Ironman Athlete and Polio Survivor Reflect on India's Success
Ene. 15, 2016
I am one of India’s polio survivors. For me, and millions of children around the world, today is a special one for global health. It marks five years since the last case of polio in India, a disease which once struck 150,000 children in the country in 1985, the year when Rotary launched its PolioPlus program.
With its size, population density, unsanitary, impoverished areas, and the very high incidence of endemic diseases, many thought that India would never rid itself of the scourge of polio. But thanks to the efforts of thousands of health workers and volunteers as part of Rotary’s efforts in the Global Polio Eradication Initiative, it hasn’t seen a case since January 2011.
To put that in perspective, India used to have, in one hour, as many cases as the U.S. or Canada would have in a year. That was 30 years ago-now it’s completely gone.
As I reflect on this milestone from my home in New York, I know that this is an amazing achievement, but there’s no substitute for seeing the results of this progress in person.
I had this privilege when I returned to India, where I was born in Bombay, for the first time as an adult, on a trip with Rotary to participate in national immunization days last November.
On this trip I met India’s last polio victim, Rukhsar Khatoon, in a tiny village in West Bengal, a state that was once a reservoir for the virus.
She was just 18 months old when she contracted the disease, but thanks to exhaustive therapy, Rukhsar is able to use her legs, and she shyly walked over to greet me, in a beautiful red and gold dress—a specialty of her village, which is renowned for its intricate embroidery.
At that moment I realized that she represents the beginning of a future of a polio-free world – a world that India is now a part of.
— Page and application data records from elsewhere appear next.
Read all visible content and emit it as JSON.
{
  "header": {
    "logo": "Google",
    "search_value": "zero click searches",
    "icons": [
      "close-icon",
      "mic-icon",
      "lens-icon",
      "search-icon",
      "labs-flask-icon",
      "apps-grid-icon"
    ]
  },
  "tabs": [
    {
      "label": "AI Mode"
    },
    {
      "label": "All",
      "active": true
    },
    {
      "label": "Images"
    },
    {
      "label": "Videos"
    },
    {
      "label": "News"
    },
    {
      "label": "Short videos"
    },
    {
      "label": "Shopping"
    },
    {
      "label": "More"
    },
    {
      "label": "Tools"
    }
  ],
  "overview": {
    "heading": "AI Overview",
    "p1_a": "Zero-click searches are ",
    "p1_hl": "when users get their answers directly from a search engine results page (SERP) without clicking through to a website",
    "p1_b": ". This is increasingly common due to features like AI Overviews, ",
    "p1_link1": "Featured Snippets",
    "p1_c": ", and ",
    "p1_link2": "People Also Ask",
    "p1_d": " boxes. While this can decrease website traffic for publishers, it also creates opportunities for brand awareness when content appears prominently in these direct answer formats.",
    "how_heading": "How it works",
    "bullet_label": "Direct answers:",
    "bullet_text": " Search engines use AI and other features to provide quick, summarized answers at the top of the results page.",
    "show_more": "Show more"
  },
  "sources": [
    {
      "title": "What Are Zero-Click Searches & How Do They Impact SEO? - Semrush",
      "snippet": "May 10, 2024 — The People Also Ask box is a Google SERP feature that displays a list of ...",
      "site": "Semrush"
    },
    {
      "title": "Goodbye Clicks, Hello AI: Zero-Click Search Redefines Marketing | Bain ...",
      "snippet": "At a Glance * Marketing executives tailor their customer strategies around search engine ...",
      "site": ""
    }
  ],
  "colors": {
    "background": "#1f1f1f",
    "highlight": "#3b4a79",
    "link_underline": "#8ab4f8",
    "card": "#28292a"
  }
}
As I left Rukhsar’s village, I felt that there is still so much more to be done. 2015 had fewer polio cases in fewer places than ever before. It is more important than ever that we continue this momentum in 2016. But we must also expand our efforts to improve lives around the world at all stages of life. Once children are protected from the threats of diseases like polio, they should be free to gain an education, and empowered to escape poverty. Eradicating polio is the first clear step on that long path, and on this day, I urge you all to help Rotary ensure that no child will ever suffer from this burden ever again.